From Oak Trees … to Lumber … to Projects

A couple of weeks ago, in Woodworker’s Journal eZine Issue 310, Woodworker’s Journal editor in chief Rob Johnstone wrote in his introductory editorial about a friend who’d questioned him on the viability of cutting his own lumber for a project. Rob asked eZine readers if any of them had ever chopped a tree down, turned it into lumber and built a project. Many of them had — including Herb Brodie, who shares his story here.

I have many large, old oak trees on my lot. Every couple of years, one fails for a variety of reasons — from wind to rot. I’ve cut a lot of firewood from these trees over the last 30 years. In 1999, while sawing, I thought that the wood was too good for a fire, so I saved about 15 feet of 26-inch diameter trunk. I then made a jig out of 2×6’s on the log and fixed an aluminum frame on my chainsaw that allowed me to cut slabs off the log. You can buy outfits like this now, but mine was entirely homemade. Each slab took me about an hour to cut and another hour to relocate the jig for the next cut. I kept the slabs at least 6/4 thick because the precision of my cutting wasn’t good enough to ensure uniform dimension. I trimmed the slabs to uniform width with a circular saw. I ended up with 12 boards ranging from 12 to 24 inches wide by 15 feet long. I stacked the boards horizontally with spacers for air drying in a well-ventilated shed, where they stayed for six years.

In 2005, I deemed the boards cured enough to start using them for projects. It was a good idea to saw them as 6/4 because there was a lot of warp and cup. I made a jig that allowed me to clamp a board and plane down one side using a router on a rail. I could then turn the board over and plane down the other side with the router. This made a ton of chips and wasted a lot of wood, but the result was a straight, useable piece of lumber up to 24 inches wide.

A toy chest was a six board box with trim. The top, sides and bottom of this box are each a single board. The sides are fitted with large dovetails. The top and bottom float in slots to allow for expansion and contraction of the wood. The overall dimensions of the box are about 24 inches wide by 36 inches long and 17 inches deep.
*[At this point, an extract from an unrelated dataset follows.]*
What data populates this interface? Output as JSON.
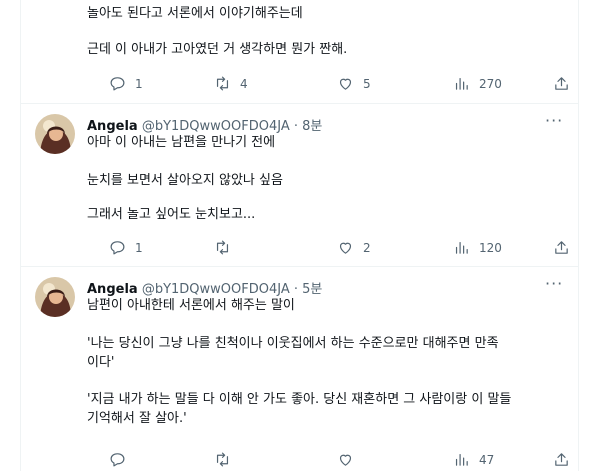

I also made a swinging cradle. The cradle can be mounted in the swing, or it can be removed to sit on the floor. This way, the baby can be moved from place to place in the cradle while the swing remains where most needed. The swing is entirely held together with removable pegs so that it can be torn down for storage. I built this cradle and swing in Maryland, then put all the pieces in a box and sent them to my daughter in Oregon. I included a video on how to put it together. My son-in-law glued the cradle together and applied an oil finish. It has served three grandchildren.

I made two other toy chests, several bookcases and children’s chairs. The lumber was gone by 2007. But, I lost another larger tree that year. I gained three 12-foot logs 30 to 38 inches in diameter. I did not have a chainsaw capable of sawing these logs into lumber. I hired a local farmer who had a portable band saw. He could cut with precision, so I had 5/4 slabs cut. Within two hours, I had 36 boards ranging from 15 to 30 inches wide and 12 feet long. I cut four cords of firewood from the rest of the tree that sold for more than I paid for the band saw work.

I trimmed and racked these boards outdoors with a metal roof fashioned over the stack. These boards dried more quickly and more uniformly than did my 1999 stack. This spring, I pulled some out to make new baseboards and window trim inside my 100-plus-year-old house. They are straight with little cup and have even thickness. I worked with widths that fit my jointer and thickness planer. I again made a jig for my router for wide boards, and I was able to get a pretty good surface on a 28-inch-wide board. I’m letting that board sit for a while to see if it is stable enough to use whole.

So, now I have a plentiful supply of wide oak boards from a tree in my yard. I have a lot of projects in mind. I love to work with oak. But, at 70 years old, I’m finding it harder than it used to be to pick up a 2 ft. by 12 ft. by 5/4 oak board and carry it into the shop.

Posted in: